The seventh annual ReelAbilities Film and Arts festival strives to present positive images of people living with physical or mental disabilities. The free ten-day fest’s events — including a gallery exhibit at the Center for Art and Photography at Celebration Company, and a ReelMusic concert at White Oak Music Hall highlighting musicians with disabilities — promote inclusion and tell moving stories.
Kicking off this year’s lineup is ReelPeople: Up Abilities, held at the A.D. Players’ George Theater on Tuesday night. Here, a trio of inspiring — and in some ways, odds-defying — speakers tell of their experiences living with disabilities: gymnast and aerial performer Jen Bricker, who was born without legs; Eric Weihenmayer, the first blind climber to summit Mount Everest; and Amanda Boxtel, who was paralyzed from the waist down after a skiing accident, but successfully walks using bionic technology.
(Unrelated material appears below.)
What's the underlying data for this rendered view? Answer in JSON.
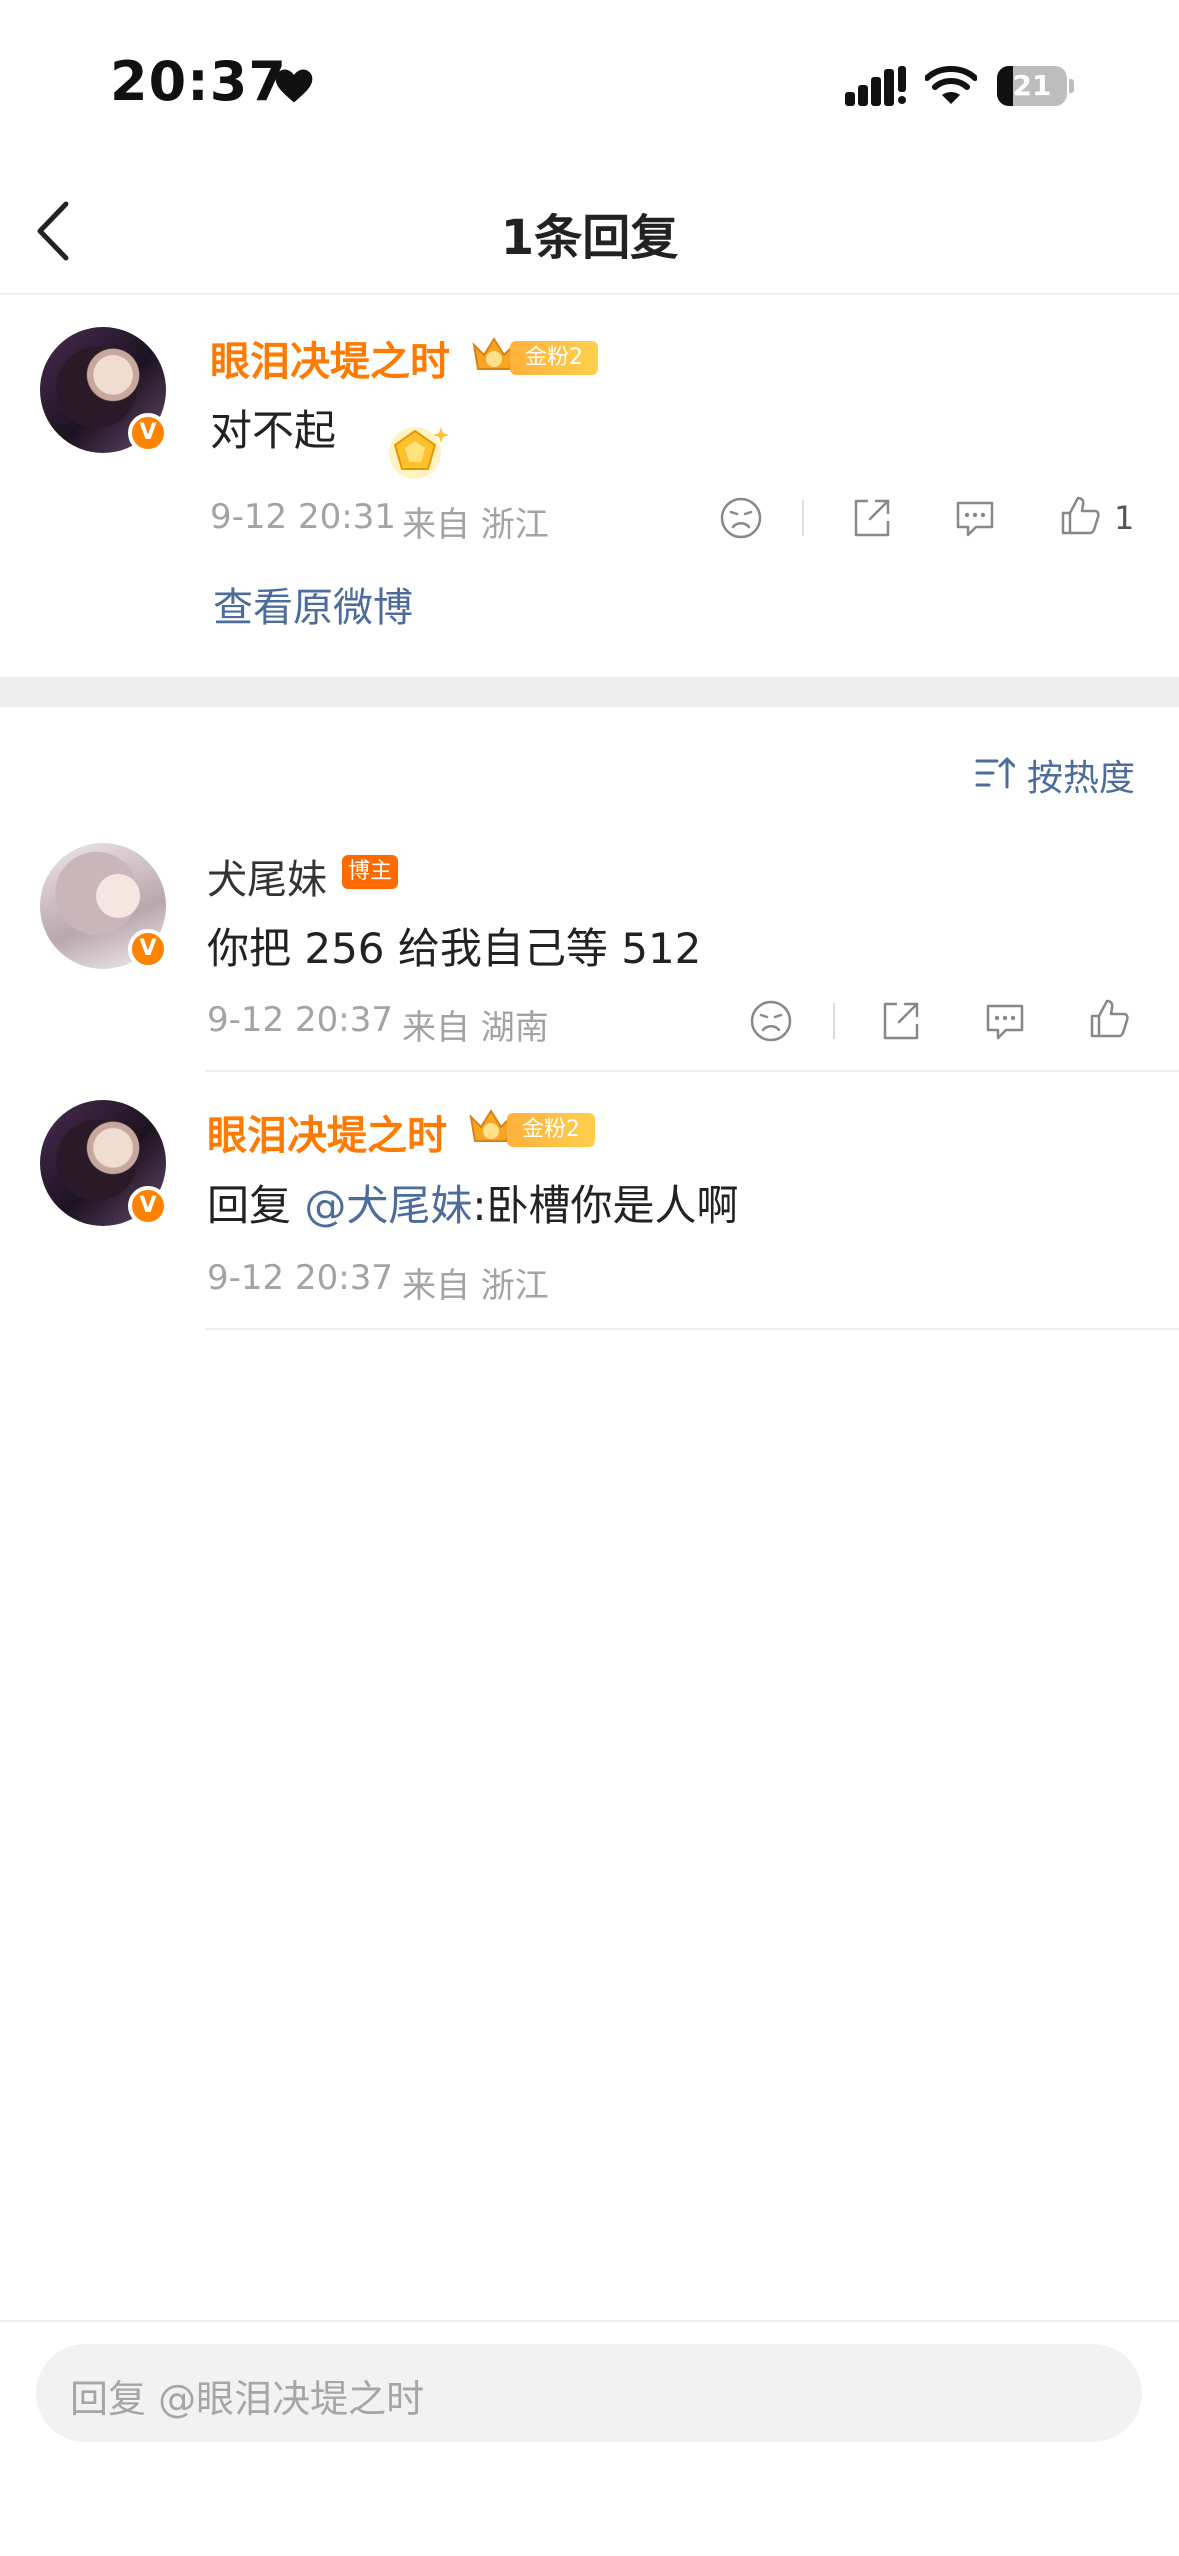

Boxtel, who was nominated as a CNN Hero of the Year in 2018, hopes to inspire Houstonians not only at Up Abilities, but during her visit with patients at TIRR Memorial Hermann prior to the event. “While my spinal cord injury took away my ability to walk, it didn’t take away my ability to dream and then turn my dreams into my reality one baby step at a time,” she says. “The human life force is phenomenal, mysterious, and resilient. I know this from my own life happenings and those of others. Our indomitable will and spirit have no limitation.”
Boxtel was a dancer and an athlete growing up, and her father committed suicide when she was just 13 years old. “It took time to turn my wounds into wisdom, to remove any self-imposed limitations and to live a richer and fuller life,” she says. “It’s taken 27 years of paralysis for me to understand that acceptance and hope must coexist. I have made it my life’s mission to be in pursuit of the best quality of life possible, while giving back to help others realize their potential.”
She thinks that efforts like ReelAbilities will go a long way in transforming society’s perspective and removing stigma. “The arts have the potential to open doors, change perceptions, and inspire curiosity,” she says. “Through the arts, disability melts away and diversity reigns.”